[DATA TO EXAMINE — start]
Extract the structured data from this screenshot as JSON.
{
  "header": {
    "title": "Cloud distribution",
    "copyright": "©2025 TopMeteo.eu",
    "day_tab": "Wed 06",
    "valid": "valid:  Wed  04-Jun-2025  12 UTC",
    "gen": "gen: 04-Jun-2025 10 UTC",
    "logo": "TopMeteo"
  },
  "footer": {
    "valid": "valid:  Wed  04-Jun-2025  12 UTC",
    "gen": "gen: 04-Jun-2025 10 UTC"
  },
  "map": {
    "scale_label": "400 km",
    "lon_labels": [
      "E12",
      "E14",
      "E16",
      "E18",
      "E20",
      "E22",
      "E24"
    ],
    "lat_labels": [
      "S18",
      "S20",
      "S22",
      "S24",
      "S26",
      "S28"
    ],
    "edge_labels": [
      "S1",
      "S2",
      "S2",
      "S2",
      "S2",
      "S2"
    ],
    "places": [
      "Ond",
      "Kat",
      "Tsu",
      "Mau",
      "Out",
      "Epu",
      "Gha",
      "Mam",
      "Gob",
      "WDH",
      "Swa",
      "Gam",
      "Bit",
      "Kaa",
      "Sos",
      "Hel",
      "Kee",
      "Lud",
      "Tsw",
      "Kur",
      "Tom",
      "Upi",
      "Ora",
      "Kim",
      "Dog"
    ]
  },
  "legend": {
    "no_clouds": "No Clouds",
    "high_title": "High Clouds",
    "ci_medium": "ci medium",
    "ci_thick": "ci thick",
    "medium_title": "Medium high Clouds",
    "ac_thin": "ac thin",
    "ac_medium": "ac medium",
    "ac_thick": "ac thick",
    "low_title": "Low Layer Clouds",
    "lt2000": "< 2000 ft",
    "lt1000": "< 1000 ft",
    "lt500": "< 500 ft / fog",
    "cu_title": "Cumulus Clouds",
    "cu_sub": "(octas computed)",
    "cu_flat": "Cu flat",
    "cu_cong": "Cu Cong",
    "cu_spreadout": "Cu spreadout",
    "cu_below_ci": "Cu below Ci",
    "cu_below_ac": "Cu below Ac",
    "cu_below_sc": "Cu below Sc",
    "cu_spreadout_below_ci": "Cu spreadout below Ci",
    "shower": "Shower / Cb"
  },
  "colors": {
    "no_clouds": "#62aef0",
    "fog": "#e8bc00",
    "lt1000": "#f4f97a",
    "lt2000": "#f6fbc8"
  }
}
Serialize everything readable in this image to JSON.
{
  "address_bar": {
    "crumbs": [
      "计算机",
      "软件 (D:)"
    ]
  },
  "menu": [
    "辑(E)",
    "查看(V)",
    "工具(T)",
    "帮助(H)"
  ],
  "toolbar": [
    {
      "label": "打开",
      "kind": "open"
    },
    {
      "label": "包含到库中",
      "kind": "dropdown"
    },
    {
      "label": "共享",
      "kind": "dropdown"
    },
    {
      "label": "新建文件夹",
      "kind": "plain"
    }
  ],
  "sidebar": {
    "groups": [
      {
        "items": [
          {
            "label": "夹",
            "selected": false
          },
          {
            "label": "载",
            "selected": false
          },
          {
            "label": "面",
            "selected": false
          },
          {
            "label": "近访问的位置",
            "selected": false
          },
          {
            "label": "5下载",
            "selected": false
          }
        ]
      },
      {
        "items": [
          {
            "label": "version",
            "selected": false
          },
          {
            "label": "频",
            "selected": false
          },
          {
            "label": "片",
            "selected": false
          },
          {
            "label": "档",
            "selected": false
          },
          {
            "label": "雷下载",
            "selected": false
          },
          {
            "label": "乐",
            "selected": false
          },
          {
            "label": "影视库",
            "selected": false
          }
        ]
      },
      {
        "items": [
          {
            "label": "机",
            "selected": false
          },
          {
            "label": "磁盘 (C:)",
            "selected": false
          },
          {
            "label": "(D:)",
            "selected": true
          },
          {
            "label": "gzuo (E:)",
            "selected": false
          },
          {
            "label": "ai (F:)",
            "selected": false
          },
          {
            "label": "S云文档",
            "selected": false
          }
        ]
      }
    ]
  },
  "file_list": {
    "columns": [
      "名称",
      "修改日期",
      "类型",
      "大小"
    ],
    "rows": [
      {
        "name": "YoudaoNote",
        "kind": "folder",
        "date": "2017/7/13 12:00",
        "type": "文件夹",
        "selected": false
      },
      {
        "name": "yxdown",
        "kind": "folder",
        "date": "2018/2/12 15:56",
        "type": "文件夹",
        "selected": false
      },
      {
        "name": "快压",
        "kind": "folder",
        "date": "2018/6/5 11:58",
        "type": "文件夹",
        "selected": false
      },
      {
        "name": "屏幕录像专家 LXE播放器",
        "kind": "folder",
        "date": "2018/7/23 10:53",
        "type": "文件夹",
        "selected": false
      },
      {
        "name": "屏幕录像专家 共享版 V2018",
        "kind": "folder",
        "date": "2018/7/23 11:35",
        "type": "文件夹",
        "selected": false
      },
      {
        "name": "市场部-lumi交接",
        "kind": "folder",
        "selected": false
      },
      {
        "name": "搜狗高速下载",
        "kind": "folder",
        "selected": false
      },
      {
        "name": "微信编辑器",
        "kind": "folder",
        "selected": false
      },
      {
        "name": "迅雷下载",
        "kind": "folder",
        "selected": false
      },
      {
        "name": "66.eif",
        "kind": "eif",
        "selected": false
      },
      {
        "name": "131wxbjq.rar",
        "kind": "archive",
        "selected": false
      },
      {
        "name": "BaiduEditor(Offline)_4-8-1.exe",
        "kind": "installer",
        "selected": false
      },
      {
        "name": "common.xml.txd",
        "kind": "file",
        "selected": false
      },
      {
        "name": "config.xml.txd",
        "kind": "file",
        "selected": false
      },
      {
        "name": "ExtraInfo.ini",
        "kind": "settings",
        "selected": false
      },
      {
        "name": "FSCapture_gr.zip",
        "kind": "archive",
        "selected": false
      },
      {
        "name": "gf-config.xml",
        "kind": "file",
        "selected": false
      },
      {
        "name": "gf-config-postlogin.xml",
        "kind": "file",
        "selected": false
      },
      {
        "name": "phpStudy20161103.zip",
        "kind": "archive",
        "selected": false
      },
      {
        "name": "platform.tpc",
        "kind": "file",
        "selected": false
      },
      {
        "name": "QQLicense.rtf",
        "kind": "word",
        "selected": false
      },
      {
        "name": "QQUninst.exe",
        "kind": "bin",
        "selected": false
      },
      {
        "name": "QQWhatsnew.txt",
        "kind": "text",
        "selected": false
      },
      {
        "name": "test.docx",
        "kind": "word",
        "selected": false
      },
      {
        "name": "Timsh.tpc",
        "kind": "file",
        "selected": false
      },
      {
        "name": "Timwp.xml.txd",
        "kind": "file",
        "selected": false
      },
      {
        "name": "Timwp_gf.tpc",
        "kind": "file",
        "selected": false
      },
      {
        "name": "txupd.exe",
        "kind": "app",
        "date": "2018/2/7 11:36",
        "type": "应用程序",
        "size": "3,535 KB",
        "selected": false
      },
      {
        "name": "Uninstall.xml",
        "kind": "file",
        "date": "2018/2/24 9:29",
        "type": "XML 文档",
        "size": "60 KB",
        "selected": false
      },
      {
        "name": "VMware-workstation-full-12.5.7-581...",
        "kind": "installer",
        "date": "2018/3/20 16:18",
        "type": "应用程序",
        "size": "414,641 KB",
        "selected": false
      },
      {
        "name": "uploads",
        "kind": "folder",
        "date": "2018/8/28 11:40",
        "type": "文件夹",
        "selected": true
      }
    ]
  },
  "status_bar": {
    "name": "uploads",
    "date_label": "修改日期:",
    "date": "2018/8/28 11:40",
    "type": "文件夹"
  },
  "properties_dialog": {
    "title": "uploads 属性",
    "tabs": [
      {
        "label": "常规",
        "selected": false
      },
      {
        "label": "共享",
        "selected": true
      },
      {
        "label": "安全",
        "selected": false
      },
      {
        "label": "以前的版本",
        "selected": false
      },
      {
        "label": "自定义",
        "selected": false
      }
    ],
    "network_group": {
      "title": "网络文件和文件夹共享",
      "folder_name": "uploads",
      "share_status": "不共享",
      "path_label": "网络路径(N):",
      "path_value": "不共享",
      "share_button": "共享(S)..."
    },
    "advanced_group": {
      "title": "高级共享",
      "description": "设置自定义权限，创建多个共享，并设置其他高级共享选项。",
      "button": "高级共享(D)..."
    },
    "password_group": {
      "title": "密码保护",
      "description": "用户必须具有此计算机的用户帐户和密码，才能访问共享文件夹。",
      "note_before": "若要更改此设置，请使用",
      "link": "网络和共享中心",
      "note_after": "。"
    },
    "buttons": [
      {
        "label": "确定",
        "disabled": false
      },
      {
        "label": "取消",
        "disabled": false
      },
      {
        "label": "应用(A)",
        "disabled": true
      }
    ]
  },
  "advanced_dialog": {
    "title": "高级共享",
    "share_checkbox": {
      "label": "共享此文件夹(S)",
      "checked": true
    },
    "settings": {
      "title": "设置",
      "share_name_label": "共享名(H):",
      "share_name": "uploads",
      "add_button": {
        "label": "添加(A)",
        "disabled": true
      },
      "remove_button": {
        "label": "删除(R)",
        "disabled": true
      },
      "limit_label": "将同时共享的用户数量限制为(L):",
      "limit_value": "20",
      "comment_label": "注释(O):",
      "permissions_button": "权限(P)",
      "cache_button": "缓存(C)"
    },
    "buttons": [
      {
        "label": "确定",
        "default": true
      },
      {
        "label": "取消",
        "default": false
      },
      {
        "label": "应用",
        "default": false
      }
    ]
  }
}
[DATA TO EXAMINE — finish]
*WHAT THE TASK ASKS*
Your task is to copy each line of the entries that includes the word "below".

*TASK RESPONSE*
    "cu_below_ci": "Cu below Ci",
    "cu_below_ac": "Cu below Ac",
    "cu_below_sc": "Cu below Sc",
    "cu_spreadout_below_ci": "Cu spreadout below Ci",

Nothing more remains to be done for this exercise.